In the Spring 2020 semester, you will be working Linux kernel version 4.19.50. But instead of fetching the Linux source code from kernel.org, you will be compiling the kernel source code provided in each kernel assignment’s skeleton repo. You will find the pristine, mainline Linux kernel source tree in the linux/ directory in your assignment repo.

You should verify the version of the kernel. The first 6 lines of Linux’s top-level Makefile will show you the version:

$ head -n 6 Makefile
# SPDX-License-Identifier: GPL-2.0
VERSION = 4
PATCHLEVEL = 19
SUBLEVEL = 50
EXTRAVERSION =
NAME = "People's Front"

It is standard practice to run make mrproper in a freshly cloned repo before proceeding. This removes any configuration files that might have been accidentally left over from previous builds.

Configuring the kernel build

The Linux kernel build system can be configured using the .config, which must be located at the root of the Linux source tree. This file is used to specify a truly astounding number of options with which you can build your kernel.

You can start with the .config file of your running kernel (e.g. the stock Debian kernel). The .config file that was used to build the stock Debian kernel is located in the /boot/ directory. The following command copies over that .config file, and updates any missing options with default values:

$ make olddefconfig

Depending on how your stock kernel is configured, this may report some warnings.
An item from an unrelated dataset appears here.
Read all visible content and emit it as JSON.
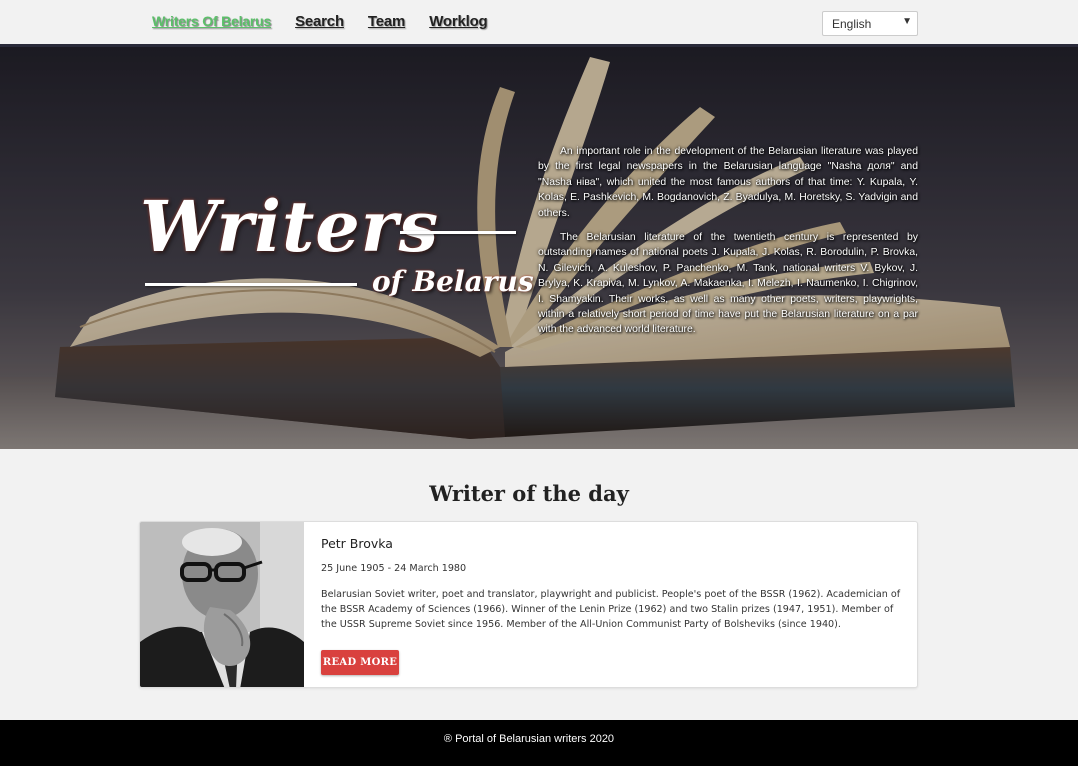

For example:

/boot/config-4.19.0-6-amd64:6954:warning: symbol value 'm' invalid for ASHMEM
/boot/config-4.19.0-6-amd64:7583:warning: symbol value 'm' invalid for ANDROID_BINDER_IPC

You should be able to ignore these without running into any trouble.

Now, run the following command to edit your .config:

$ make menuconfig

This will open up an interactive menu that organizes configuration options in a more user-friendly manner. If you make any configuration changes, it will also create a backup of your original .config file, named .config.old.

Make the following changes, either using menuconfig, or by directly editing the .config file:

After setting your local version, take a moment to inspect the contents of the .config file. Make sure that the options you configured are set to what you expect them to be.

Linux also provides the scripts/diffconfig utility, which can be used to compare different .config files. For example, you would see:

$ scripts/diffconfig .config.old .config
 BLK_DEV_LOOP m -> y
 LOCALVERSION "" -> "-cs4118"
 SYSTEM_TRUSTED_KEYS "debian/certs/debian-uefi-certs.pem" -> ""

Build and Install a New Kernel

Compiling a kernel takes a long time – it can take over an hour on a slow machine. You can speed up this process by running compile jobs in parallel – if your computer has multiple CPU cores, you should configure your VM to use them. Run make as a non-root user:

$ make -jN

where N is the number of parallel jobs you would like make to spawn. Use the number of CPUs for N. So for a 8-core (virtual) machine, you would run make -j8.

Then, install the kernel modules and the kernel itself:

# make modules_install
# make install

Verify that you have the following 3 files in /boot/:

vmlinuz-4.19.50-cs4118
initrd.img-4.19.50-cs4118
System.map-4.19.50-cs4118

Boot to the New Kernel

Reboot by running:

# reboot

Make sure to pick your custom kernel from the boot loader menu.

Now verify that you’re running your own custom kernel by running:

$ uname -a

Instead of 4.19.0-6-amd64, you should now see your kernel version string, 4.19.50-cs4118!


Last updated: 2020-01-31